TASK TO CARRY OUT:
Look through the entries below for the string "title", and copy each line where it is found.

Stored entries
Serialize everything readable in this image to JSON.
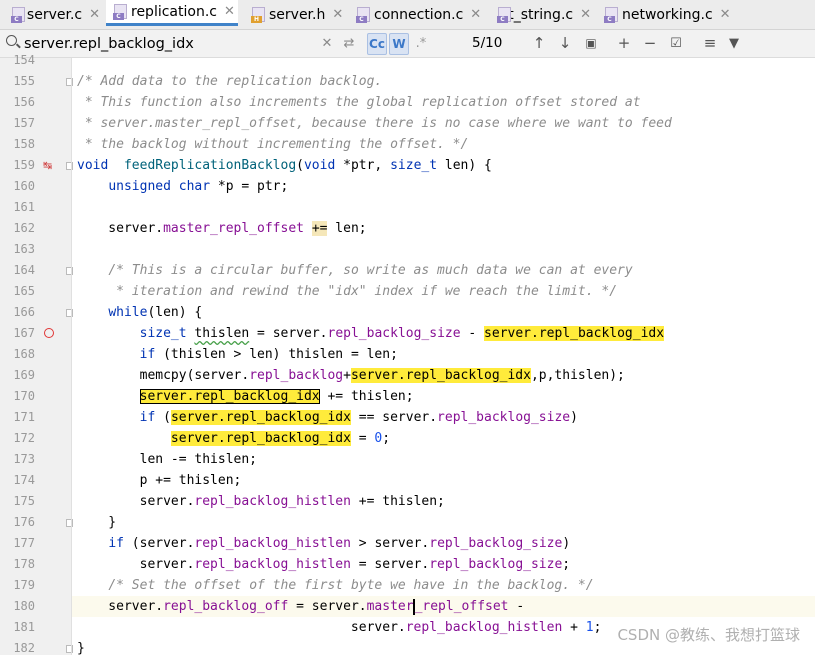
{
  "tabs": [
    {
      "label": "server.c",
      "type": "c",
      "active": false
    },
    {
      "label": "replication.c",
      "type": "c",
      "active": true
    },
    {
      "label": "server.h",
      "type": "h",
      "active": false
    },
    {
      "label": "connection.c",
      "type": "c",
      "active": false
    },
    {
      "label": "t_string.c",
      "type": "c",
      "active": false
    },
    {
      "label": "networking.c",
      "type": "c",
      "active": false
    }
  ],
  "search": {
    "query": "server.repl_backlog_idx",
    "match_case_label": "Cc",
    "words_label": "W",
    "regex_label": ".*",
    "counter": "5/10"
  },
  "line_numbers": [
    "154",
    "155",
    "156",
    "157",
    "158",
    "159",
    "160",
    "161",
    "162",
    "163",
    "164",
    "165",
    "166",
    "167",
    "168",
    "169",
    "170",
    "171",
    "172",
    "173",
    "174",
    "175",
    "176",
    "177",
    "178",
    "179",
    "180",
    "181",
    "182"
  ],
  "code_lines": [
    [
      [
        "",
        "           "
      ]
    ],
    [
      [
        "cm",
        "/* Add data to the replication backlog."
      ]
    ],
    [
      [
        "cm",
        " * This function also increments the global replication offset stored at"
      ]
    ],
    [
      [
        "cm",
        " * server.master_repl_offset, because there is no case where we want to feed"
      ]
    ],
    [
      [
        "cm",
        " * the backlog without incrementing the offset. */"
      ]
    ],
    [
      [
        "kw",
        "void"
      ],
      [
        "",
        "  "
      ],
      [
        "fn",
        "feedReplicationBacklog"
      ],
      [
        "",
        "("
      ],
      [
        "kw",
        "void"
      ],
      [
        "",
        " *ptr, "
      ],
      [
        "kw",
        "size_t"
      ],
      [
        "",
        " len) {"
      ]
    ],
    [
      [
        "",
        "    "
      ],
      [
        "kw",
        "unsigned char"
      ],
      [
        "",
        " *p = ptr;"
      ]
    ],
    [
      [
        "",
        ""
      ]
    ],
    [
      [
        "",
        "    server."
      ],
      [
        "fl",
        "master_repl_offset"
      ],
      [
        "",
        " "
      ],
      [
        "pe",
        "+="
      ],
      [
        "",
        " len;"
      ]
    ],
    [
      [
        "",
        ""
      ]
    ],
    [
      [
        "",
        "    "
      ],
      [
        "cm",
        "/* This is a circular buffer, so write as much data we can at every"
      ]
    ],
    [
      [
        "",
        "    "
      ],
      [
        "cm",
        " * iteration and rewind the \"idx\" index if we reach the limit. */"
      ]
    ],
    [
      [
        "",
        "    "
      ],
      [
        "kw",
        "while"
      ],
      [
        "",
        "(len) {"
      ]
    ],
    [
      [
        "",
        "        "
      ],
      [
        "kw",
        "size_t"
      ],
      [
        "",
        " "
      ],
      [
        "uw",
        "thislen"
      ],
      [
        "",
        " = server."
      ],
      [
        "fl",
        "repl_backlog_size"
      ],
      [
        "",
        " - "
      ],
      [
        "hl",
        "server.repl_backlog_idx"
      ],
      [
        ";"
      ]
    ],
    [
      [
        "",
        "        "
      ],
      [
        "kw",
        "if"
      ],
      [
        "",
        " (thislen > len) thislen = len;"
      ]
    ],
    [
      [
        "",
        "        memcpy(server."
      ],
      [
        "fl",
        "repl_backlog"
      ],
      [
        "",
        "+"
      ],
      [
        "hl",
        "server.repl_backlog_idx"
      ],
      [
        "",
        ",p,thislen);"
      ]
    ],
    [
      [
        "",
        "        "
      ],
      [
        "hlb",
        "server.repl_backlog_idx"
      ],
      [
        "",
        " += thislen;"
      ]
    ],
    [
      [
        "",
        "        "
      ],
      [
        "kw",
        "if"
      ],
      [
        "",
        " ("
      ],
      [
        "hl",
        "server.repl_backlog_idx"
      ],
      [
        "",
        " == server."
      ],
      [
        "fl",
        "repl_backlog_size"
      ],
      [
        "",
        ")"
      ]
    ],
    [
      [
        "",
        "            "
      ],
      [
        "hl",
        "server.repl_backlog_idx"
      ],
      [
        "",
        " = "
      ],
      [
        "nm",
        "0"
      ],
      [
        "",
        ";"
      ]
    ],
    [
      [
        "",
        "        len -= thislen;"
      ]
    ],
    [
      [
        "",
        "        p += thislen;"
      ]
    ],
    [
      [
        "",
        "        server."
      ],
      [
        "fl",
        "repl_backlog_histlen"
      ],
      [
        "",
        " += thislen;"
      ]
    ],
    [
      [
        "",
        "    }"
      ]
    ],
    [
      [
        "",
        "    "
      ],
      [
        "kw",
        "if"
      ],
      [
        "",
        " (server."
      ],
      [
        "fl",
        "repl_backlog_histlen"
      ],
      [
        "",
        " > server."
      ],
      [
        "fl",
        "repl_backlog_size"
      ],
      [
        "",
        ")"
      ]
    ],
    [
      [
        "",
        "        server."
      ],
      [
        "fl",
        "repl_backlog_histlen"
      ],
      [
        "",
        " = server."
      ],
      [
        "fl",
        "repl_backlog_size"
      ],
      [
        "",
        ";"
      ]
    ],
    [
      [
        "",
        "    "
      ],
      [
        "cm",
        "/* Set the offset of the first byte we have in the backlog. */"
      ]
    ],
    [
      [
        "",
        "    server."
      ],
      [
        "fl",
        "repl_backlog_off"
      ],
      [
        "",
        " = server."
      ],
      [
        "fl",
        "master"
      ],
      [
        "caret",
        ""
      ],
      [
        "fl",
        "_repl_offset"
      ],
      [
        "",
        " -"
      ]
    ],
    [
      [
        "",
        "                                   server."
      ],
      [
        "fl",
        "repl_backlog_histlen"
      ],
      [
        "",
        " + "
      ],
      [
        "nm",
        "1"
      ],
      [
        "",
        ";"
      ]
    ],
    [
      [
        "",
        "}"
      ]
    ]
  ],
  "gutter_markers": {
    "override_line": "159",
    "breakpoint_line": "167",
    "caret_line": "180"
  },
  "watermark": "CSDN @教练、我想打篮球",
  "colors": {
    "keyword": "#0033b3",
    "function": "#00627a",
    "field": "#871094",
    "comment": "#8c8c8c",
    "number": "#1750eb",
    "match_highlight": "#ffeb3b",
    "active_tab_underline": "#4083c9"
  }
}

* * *

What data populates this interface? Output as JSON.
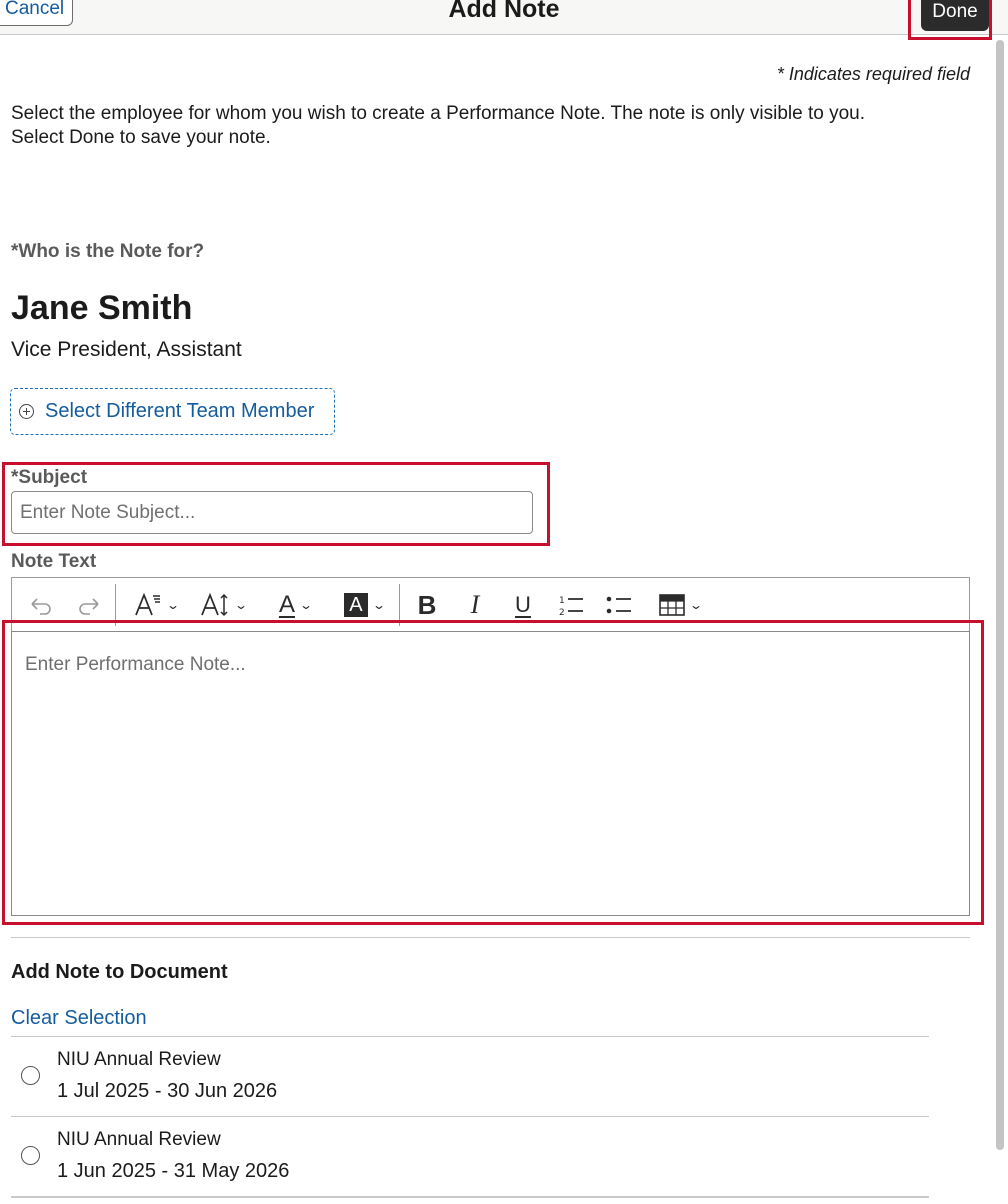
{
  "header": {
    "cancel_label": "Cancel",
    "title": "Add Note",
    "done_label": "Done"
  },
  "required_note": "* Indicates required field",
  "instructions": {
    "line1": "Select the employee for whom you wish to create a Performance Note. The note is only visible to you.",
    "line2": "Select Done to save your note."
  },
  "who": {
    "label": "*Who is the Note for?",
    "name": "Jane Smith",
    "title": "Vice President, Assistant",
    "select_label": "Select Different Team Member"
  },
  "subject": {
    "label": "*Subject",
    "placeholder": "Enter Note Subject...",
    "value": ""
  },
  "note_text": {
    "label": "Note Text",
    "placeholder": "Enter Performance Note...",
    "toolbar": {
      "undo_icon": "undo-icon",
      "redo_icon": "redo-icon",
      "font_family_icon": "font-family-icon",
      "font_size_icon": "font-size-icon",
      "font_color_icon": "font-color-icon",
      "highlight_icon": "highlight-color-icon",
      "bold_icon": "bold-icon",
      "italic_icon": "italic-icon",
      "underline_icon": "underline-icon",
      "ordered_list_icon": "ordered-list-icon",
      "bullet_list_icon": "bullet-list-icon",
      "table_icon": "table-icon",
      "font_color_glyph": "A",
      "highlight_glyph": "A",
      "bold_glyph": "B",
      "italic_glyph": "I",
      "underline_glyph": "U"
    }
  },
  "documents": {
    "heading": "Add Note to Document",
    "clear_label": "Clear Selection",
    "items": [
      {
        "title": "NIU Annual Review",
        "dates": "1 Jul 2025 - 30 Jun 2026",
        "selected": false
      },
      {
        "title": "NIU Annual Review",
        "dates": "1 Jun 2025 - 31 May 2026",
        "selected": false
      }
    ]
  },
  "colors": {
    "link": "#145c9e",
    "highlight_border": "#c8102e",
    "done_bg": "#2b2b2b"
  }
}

PROBLEM SOLUTION:
    "title": "Add Note",
    "title": "Vice President, Assistant",
        "title": "NIU Annual Review",
        "title": "NIU Annual Review",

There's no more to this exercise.